* **PROBLEM TO SOLVE**:
Among the records below, find the lines that contain "County" and copy each of them.

* **DATA**:
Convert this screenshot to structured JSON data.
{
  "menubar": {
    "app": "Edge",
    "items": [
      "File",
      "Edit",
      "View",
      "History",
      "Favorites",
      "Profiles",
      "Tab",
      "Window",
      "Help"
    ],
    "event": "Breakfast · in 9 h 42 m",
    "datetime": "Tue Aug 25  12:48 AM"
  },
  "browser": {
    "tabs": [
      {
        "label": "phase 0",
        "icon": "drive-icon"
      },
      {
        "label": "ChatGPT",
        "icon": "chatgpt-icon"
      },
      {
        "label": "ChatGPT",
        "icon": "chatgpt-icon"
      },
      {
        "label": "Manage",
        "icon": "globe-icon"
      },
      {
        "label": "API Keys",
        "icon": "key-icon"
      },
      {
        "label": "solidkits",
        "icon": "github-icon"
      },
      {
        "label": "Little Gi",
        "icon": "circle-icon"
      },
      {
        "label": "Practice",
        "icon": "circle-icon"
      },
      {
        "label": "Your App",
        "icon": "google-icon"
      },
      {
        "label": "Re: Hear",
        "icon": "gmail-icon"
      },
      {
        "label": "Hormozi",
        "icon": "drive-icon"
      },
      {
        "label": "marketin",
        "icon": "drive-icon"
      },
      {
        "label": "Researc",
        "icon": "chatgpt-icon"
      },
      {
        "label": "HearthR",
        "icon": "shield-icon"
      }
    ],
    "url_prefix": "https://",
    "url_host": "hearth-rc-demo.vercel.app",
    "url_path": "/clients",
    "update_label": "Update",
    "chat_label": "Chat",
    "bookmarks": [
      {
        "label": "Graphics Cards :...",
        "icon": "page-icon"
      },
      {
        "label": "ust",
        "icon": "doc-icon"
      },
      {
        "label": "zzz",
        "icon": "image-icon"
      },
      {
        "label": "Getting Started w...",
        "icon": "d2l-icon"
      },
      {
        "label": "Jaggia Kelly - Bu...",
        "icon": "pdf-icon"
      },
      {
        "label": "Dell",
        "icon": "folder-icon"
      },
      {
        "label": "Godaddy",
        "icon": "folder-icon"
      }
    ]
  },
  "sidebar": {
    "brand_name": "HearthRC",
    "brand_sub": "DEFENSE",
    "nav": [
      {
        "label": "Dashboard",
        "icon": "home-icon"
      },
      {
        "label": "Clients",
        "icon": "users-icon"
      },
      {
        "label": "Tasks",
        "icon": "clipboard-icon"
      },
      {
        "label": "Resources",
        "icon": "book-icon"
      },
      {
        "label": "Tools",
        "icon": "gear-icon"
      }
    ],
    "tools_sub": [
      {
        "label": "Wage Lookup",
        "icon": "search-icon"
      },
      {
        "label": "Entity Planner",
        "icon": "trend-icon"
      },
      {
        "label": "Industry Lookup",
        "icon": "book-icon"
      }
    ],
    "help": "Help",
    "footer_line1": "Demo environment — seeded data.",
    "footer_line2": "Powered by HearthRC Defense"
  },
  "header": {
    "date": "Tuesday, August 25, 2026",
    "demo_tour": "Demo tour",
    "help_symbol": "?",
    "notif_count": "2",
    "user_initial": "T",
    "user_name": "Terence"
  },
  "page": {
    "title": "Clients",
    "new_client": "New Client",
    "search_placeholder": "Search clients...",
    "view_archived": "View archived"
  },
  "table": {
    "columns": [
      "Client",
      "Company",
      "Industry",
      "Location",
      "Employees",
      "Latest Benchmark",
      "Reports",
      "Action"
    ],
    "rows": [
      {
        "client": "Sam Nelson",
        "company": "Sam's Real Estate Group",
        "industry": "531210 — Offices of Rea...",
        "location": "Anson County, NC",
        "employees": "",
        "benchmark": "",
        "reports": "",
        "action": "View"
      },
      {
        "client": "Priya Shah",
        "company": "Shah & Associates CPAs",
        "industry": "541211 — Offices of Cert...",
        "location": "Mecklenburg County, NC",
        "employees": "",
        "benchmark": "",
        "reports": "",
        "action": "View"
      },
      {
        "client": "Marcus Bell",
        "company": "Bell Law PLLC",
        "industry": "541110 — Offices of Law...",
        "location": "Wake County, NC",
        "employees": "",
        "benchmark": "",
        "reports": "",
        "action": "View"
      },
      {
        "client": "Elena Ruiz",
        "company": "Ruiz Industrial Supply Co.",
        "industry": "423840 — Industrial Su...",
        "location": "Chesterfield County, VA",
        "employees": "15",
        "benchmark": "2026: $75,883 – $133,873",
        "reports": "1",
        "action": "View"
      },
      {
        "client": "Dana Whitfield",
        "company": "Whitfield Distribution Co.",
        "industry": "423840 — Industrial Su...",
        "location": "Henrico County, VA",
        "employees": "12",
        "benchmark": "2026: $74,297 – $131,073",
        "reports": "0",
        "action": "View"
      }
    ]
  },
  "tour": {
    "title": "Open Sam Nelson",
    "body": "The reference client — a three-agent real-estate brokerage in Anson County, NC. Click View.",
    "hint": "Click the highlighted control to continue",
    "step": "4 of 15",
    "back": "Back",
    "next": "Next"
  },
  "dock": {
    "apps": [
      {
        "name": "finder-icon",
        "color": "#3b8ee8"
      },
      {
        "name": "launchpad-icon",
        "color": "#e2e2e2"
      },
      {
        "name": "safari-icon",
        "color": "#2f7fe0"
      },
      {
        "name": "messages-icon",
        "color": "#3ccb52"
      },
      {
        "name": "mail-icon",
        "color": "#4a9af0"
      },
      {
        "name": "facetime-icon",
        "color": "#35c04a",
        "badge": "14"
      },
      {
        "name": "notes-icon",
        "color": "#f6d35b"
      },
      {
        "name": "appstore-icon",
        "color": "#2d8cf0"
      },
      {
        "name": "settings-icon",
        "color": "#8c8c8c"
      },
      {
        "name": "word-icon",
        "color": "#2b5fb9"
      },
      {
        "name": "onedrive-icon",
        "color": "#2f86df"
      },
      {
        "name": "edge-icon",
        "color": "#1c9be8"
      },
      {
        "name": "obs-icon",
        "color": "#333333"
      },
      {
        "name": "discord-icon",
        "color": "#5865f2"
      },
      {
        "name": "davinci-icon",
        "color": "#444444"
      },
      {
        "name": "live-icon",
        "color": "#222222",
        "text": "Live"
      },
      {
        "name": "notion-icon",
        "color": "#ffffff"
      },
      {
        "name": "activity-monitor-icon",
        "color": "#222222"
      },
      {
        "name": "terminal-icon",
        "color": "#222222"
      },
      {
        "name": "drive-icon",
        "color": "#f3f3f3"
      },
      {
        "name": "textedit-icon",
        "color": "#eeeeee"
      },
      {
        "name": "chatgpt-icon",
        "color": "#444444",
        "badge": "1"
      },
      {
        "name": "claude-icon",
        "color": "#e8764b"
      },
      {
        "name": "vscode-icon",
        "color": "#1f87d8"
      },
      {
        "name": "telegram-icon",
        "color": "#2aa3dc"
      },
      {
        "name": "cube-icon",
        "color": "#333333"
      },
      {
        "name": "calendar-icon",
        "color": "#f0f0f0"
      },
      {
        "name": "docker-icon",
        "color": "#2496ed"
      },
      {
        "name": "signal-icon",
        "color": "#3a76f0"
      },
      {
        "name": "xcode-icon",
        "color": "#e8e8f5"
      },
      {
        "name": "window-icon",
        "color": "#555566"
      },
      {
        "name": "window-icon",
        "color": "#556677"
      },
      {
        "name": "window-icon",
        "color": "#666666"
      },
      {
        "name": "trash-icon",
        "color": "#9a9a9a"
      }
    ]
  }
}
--
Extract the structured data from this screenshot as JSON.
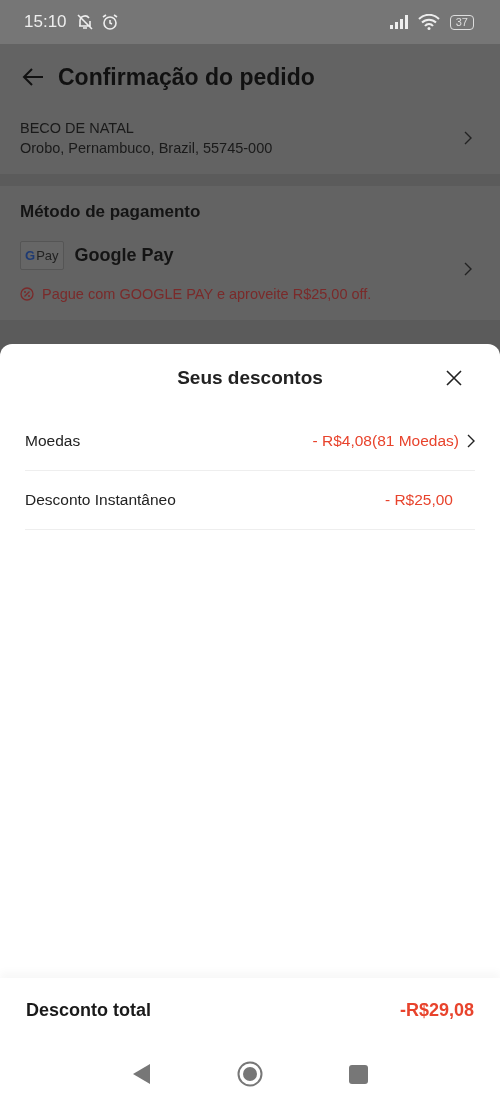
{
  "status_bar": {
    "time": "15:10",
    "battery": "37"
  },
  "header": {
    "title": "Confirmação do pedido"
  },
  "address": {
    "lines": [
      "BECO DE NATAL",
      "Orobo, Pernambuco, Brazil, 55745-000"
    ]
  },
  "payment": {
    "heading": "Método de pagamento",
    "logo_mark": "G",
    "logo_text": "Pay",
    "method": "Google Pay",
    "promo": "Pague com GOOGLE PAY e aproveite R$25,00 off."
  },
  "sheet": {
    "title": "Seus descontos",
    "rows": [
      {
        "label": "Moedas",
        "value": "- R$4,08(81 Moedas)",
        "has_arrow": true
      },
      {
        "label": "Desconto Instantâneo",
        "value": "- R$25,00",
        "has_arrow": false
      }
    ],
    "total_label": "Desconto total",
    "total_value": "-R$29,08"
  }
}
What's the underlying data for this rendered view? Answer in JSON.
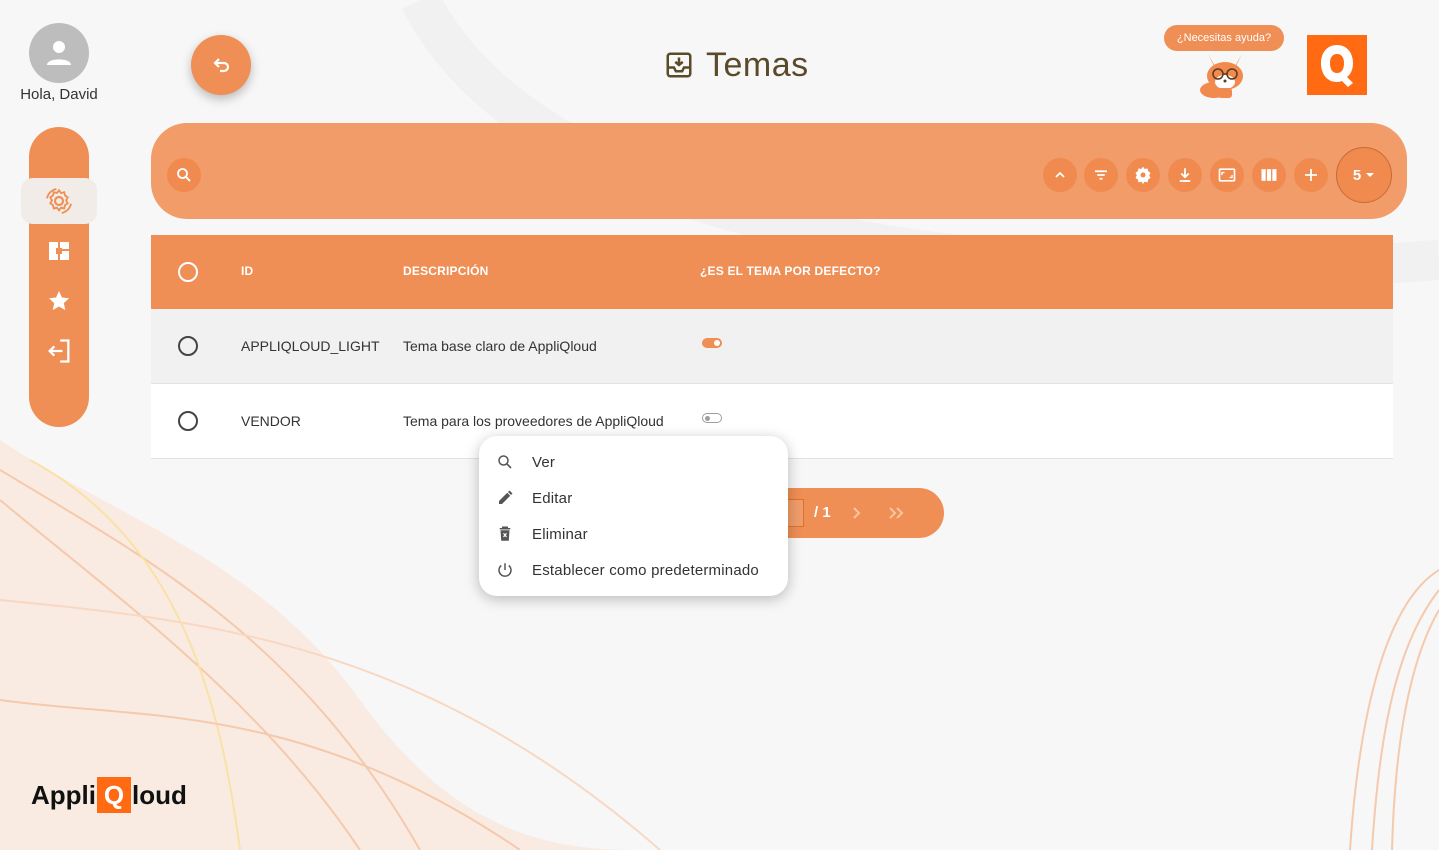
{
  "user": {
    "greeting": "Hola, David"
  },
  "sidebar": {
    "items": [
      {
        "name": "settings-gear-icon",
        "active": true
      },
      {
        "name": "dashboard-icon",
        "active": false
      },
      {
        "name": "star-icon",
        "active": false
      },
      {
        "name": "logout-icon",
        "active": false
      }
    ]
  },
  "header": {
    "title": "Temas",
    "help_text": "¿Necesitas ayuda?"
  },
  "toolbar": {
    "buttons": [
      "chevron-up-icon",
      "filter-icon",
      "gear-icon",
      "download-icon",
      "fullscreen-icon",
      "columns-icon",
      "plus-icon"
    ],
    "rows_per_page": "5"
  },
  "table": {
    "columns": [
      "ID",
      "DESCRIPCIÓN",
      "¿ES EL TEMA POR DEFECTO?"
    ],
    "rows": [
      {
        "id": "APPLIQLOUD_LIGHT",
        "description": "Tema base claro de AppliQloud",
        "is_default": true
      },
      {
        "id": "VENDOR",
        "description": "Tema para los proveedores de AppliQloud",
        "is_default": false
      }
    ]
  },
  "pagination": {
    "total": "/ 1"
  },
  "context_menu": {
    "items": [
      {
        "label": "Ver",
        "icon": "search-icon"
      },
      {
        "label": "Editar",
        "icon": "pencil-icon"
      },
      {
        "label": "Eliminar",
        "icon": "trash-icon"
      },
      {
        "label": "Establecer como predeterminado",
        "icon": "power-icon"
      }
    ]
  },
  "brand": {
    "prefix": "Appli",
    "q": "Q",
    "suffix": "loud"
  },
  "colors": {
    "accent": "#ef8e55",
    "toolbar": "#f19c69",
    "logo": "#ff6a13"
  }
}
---
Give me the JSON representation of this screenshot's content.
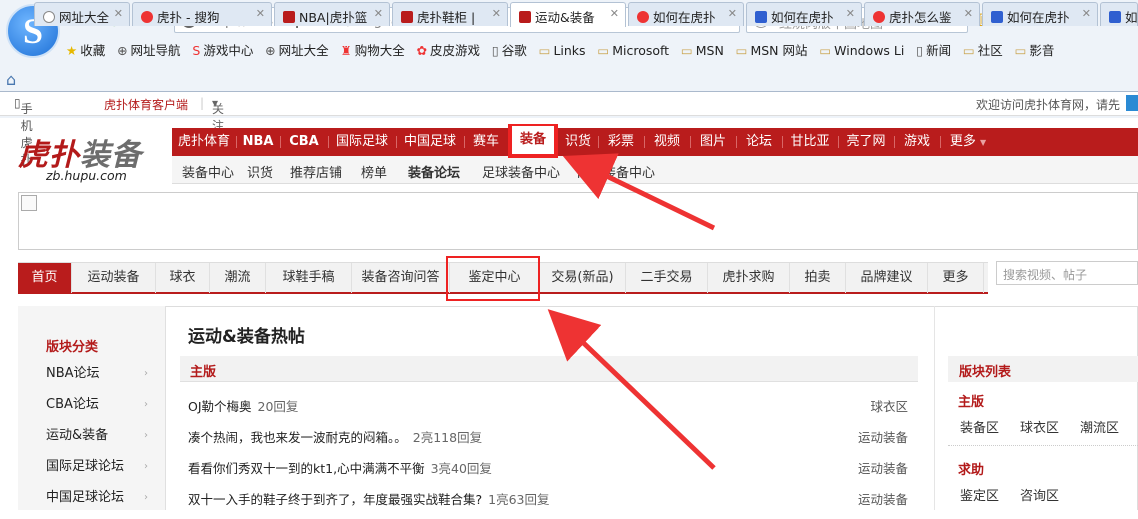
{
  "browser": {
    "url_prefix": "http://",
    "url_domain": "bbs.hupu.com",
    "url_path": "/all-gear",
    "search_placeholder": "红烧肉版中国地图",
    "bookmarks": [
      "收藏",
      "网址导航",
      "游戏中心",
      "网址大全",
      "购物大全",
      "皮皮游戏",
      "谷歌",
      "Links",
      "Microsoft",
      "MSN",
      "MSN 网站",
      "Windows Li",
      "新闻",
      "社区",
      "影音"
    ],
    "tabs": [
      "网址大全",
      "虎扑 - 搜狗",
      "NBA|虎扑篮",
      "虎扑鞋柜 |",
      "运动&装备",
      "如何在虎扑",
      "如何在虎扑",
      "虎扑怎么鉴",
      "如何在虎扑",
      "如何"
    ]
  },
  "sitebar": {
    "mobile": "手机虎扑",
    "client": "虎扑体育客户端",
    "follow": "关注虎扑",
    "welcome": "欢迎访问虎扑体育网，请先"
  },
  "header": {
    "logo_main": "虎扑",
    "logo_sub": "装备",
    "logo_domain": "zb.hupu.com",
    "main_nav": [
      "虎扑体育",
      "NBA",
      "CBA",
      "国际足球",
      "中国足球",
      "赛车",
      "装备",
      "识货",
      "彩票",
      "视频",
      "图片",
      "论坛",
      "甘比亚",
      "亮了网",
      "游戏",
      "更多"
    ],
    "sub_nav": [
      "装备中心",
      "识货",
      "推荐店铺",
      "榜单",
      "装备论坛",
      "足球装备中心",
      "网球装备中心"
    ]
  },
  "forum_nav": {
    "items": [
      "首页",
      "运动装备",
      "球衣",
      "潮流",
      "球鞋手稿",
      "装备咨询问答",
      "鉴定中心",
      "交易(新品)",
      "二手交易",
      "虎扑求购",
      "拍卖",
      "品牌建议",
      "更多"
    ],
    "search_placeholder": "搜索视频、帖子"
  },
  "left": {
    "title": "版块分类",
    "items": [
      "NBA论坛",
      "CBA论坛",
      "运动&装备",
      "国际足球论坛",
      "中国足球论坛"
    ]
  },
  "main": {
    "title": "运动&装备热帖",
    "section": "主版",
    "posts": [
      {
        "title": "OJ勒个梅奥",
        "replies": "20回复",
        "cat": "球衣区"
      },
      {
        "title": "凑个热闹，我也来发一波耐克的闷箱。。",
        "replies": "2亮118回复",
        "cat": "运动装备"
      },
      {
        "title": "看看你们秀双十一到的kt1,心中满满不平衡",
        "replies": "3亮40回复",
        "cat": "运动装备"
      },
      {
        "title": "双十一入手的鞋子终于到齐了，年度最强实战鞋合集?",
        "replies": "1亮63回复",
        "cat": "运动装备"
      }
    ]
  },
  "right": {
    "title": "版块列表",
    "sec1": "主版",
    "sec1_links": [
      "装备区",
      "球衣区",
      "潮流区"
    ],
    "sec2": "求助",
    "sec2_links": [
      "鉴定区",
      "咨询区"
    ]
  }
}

* **ANSWER FOR THE TASK**:
        "location": "Anson County, NC",
        "location": "Mecklenburg County, NC",
        "location": "Wake County, NC",
        "location": "Chesterfield County, VA",
        "location": "Henrico County, VA",
    "body": "The reference client — a three-agent real-estate brokerage in Anson County, NC. Click View.",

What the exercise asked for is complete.